What we do


Briefing to the Incoming Ministers

Breast Cancer Foundation NZ works hard to create positive change in the following areas:

  • Ensuring at-risk groups have access to funded mammograms
  • Continued improvement in access to treatment and care for all New Zealanders
  • Development and implementation of NZ guidelines to improve consistency of care
  • The rolling out of the Breast Cancer Foundation National Register
  • Improved access to breast cancer drugs
  • Increased access for women to reconstructive surgery.

BCFNZ is a committed member of Cancer Non-Governmental Organisations (CANGO), an alliance of eight prominent NZ charities: Beat Bowel Cancer Aotearoa, Child Cancer Foundation, Hospice New Zealand, Leukaemia & Blood Cancer, Melanoma Foundation and The Cancer Society. The group was formed in 2007 to unite cancer charities, strengthening our anti-cancer efforts.

Briefing to the Incoming Ministers

In November 2023, we welcomed our new Minister of Health and Pacific Peoples, Dr Shane Reti, Associate Ministers of Health, Matt Doocey, Casey Costello and David Seymour (Pharmac only), and Minister of Women, Nicola Grigg.

Take a look at the briefing paper we provided them, outlining what they must do over the next three years to tackle breast cancer and set NZ on a path towards zero deaths.

Breast Cancer Policy Scorecard 2023

The General Election is coming up and we want you to know where our political parties stand when it comes to breast cancer.

We surveyed the key parties likely to be represented in the next Parliament with 13 questions relating to breast cancer screening, diagnosis and treatment. Their responses will be graded and published in our Breast Cancer Policy Scorecard.

Let's get Keytruda funded!

Pharmac plans to assess whether to fund Keytruda for triple negative breast cancer in October, so, let’s make our voices heard and make sure it happens.

Show your support by emailing Pharmac by 31st August. We have email templates you can use to craft your submission.

Give Us Our Mammograms

50,000 women are overdue their mammograms after breast screening ground to a halt during the Covid lockdowns. This means hundreds of women could have cancer without knowing it. We are calling on the Government to commit $15 million to urgently clear the backlog and prevent avoidable deaths from breast cancer.

NZ’s progress in tackling breast cancer

With the help of an expert team from University of Auckland, we’ve analysed data in Te Rēhita Mate Ūtaetae - Breast Cancer Foundation National Register to produce the first and biggest study of its kind.

In our new report, 30,000 voices: Informing a better future for breast cancer in Aotearoa New Zealand, we look at how New Zealand is doing when it comes to breast cancer diagnoses and treatment.

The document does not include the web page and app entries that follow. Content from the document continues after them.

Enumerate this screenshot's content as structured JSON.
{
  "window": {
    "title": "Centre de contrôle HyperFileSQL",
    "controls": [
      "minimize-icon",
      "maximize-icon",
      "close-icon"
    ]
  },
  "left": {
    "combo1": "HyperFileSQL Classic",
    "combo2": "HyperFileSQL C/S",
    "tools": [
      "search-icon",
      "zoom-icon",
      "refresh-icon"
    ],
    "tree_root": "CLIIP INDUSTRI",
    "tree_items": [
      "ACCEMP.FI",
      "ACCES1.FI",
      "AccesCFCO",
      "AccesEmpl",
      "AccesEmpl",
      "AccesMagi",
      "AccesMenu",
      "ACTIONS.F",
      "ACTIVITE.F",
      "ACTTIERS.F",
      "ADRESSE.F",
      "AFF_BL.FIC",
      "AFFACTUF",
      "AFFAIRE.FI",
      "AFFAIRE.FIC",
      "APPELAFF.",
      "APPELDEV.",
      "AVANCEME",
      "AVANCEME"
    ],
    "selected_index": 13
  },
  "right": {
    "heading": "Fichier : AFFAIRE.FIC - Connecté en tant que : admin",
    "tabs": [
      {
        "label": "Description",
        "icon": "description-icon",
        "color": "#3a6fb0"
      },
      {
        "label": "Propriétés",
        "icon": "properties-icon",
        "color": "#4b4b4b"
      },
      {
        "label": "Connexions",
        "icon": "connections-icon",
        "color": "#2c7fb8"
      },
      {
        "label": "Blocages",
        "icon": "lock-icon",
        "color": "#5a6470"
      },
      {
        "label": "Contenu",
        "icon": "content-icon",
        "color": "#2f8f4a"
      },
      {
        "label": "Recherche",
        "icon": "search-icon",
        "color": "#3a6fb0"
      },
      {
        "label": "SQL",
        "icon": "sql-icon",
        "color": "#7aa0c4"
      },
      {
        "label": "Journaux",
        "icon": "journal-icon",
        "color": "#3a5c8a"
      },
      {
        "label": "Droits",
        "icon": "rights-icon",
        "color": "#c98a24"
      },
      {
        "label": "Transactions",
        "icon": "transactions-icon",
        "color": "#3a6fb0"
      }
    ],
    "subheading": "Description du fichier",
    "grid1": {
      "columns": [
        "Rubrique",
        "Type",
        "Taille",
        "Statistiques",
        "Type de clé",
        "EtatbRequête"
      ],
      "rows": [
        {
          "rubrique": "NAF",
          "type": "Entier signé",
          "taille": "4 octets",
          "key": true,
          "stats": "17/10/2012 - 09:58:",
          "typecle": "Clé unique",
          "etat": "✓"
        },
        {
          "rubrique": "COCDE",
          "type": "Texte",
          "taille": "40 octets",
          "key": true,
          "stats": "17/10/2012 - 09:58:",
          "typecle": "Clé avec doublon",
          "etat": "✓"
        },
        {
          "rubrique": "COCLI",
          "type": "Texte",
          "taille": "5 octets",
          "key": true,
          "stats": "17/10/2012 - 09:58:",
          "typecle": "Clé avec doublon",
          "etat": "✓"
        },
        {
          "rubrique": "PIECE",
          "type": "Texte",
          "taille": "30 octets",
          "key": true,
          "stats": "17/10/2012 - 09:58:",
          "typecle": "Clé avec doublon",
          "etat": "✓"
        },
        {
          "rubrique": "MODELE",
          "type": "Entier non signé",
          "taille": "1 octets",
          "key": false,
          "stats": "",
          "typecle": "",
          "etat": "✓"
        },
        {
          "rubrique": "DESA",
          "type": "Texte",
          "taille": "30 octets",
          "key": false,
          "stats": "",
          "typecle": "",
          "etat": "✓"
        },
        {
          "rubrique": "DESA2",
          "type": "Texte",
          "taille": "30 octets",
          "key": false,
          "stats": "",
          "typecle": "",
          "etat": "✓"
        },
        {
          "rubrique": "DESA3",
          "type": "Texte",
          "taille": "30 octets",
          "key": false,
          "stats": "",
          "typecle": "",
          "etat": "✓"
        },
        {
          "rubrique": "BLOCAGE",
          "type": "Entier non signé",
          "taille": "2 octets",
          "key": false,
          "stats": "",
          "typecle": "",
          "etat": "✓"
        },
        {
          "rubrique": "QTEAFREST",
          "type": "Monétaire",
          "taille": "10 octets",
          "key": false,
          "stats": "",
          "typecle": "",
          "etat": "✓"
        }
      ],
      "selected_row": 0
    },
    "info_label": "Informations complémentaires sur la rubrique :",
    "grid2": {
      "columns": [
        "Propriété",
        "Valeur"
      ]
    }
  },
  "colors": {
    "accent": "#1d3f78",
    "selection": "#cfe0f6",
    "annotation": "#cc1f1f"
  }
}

It reveals our five-year survival rates are comparable to other countries. We’ve made significant gains across all ethnicities, ages and regions. But when you look at the 10-year statistics, it becomes obvious that not everyone has benefited to the same extent.

Missing Women

October 2021: At least 133 women across Aotearoa New Zealand have no idea they have breast cancer right now because Covid-19 lockdowns prevented them getting the mammogram that would have diagnosed them. These women are missing from treatment in our health system. This number will grow, as we deal with the fallout of extended lockdowns. We’re petitioning the Government to take urgent action to prevent more women being lost. 

Raising the free mammogram upper age limit from 69 to 74

Free mammograms stop at age 69, but your risk of breast cancer is actually higher at 70 than it is at 50. We've been campaigning to raise the upper age limit for free mammograms from 69 to 74, to ensure that women in their early 70s are able to detect breast cancer as early as possible.

We'd like to say a big thank you to the 10,000 caring Kiwis who signed our petition. We presented it, and the evidence for raising the screening age, to the Health Select Committee, and the Government responded by announcing they intend to "progressively increase the age for free breast screening to 74".

Advanced breast cancer

This year, about 350 New Zealanders will be told they have advanced breast cancer (ABC) – also called secondary, or Stage 4, or metastatic breast cancer. This is breast cancer that has spread to another part of the body and is incurable. They’ll become part of the constantly changing population of Kiwis living with ABC

In September 2018, Breast Cancer Foundation NZ published “I’m Still Here”, a report offering insight into what’s really happening in ABC care. Following the release of our report, we invited Dr Fatima Cardoso, a world expert in advanced breast cancer, to share her knowledge in New Zealand. Sincethen, we have been advocating to government and health agencies to provide a better deal for Kiwis with ABC, including a presenting a petition to the Health Select Committee for free GP visits for ABC patients.